The one trait both Mom and Dad had in abundance was creativity and the ability to write. Mom was an English major in college, and I believe she worked on the school newspaper. As she got older, she helped write a few plays which were performed in church, wrote songs, and the occasional poem. Dad was no literary slouch either. He made up and wrote short stories for us kids, would sing impromptu songs for us at night, and constantly imagined fun, creative, and entertaining activities. As he (and we) got older, he had more time to pursue more creative hobbies. One of which were the creation of mystery games that he and Mom worked together on. This turned into Whodunnit Mysteries, which is still going to this day, run by someone from our family.  You think our stories and blogs are wacky? You oughta play one of their games.

In my laundry room, I have a reminder of Mom’s creativity hanging on the wall.

Ode to the Mismatched Sock,
written by Barbara Sawey Cady in 1982.

A sock is a sock is a sock they say
But is that really so?
If a pair of socks is a pair of socks
Then tell me where they go?
A pair is two I do believe

One left and one that’s right. 
And they’re not one unless there’s two
All snuggled up real tight.

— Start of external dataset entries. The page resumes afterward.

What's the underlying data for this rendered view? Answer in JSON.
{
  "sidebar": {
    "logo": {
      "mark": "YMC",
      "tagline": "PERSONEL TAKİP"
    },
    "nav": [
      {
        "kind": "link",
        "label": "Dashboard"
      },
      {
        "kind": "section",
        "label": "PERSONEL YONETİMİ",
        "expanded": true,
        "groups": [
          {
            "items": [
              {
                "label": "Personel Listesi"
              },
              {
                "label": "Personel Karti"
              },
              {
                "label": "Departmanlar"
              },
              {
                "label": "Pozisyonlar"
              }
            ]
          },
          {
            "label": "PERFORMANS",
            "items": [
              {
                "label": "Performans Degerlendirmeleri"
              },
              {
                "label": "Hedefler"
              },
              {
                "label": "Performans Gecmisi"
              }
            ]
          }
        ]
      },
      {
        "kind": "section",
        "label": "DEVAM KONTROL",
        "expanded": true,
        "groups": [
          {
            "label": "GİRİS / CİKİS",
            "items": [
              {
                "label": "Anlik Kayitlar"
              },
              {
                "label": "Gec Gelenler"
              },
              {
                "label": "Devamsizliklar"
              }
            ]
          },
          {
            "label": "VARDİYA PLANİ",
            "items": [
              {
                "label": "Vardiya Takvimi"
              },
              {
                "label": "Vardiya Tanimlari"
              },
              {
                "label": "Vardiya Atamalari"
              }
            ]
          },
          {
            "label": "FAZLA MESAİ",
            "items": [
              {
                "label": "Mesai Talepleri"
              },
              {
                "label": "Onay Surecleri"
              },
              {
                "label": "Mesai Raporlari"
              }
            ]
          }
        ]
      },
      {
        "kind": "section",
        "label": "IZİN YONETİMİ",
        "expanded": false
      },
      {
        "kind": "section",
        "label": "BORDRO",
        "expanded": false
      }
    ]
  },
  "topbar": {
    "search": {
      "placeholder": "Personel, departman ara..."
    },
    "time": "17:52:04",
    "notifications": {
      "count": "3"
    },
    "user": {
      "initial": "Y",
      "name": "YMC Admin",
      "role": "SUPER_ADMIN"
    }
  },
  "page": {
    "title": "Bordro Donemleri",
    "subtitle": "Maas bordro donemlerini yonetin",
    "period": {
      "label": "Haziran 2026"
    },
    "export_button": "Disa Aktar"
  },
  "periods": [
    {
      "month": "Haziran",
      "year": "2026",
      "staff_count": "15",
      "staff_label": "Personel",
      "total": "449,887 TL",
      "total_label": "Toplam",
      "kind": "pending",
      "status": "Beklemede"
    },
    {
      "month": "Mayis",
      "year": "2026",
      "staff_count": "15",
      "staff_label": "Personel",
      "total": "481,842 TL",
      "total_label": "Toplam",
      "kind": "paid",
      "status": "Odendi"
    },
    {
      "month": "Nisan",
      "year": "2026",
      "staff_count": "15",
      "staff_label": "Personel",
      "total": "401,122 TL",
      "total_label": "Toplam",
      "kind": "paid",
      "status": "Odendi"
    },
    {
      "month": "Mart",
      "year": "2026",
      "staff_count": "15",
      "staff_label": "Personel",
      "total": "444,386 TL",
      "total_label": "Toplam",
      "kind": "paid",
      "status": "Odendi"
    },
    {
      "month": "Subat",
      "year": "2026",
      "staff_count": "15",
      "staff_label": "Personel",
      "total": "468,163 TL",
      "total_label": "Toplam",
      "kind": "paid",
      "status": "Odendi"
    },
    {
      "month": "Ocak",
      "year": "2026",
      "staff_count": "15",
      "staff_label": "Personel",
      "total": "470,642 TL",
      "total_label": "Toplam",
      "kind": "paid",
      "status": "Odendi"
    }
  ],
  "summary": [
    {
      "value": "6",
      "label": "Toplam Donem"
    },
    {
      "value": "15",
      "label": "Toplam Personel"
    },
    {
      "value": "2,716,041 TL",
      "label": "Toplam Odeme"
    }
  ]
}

But I’ve learned a lesson 
Through the years
I’m sure this theory’s true.
A pair of socks can’t stand the thought
Of being together as two.

So one by one they sneak away
To find a place that’s better.
To nestle alone in a sleeve or a drawer
Or under a bed strewn with litter.

Where they can snooze and tease and play
Alone. Do you think it’s quite fair?
Tell me why, if they cherish their solitude,
Do they bother to come as a pair?

Whenever I’m doing laundry, I glance at the poem on my wall, remember our giant 25 gallon bin filled with mismatched socks, and reminisce about all the fun and wacky things that made us Cadys.

~ Susan (#4)

This was originally posted 05/29/17 at:

Leave a Reply

Fill in your details below or click an icon to log in: Logo

You are commenting using your account. Log Out /  Change )

Google+ photo

You are commenting using your Google+ account. Log Out /  Change )

Twitter picture

You are commenting using your Twitter account. Log Out /  Change )

Facebook photo

You are commenting using your Facebook account. Log Out /  Change )

Connecting to %s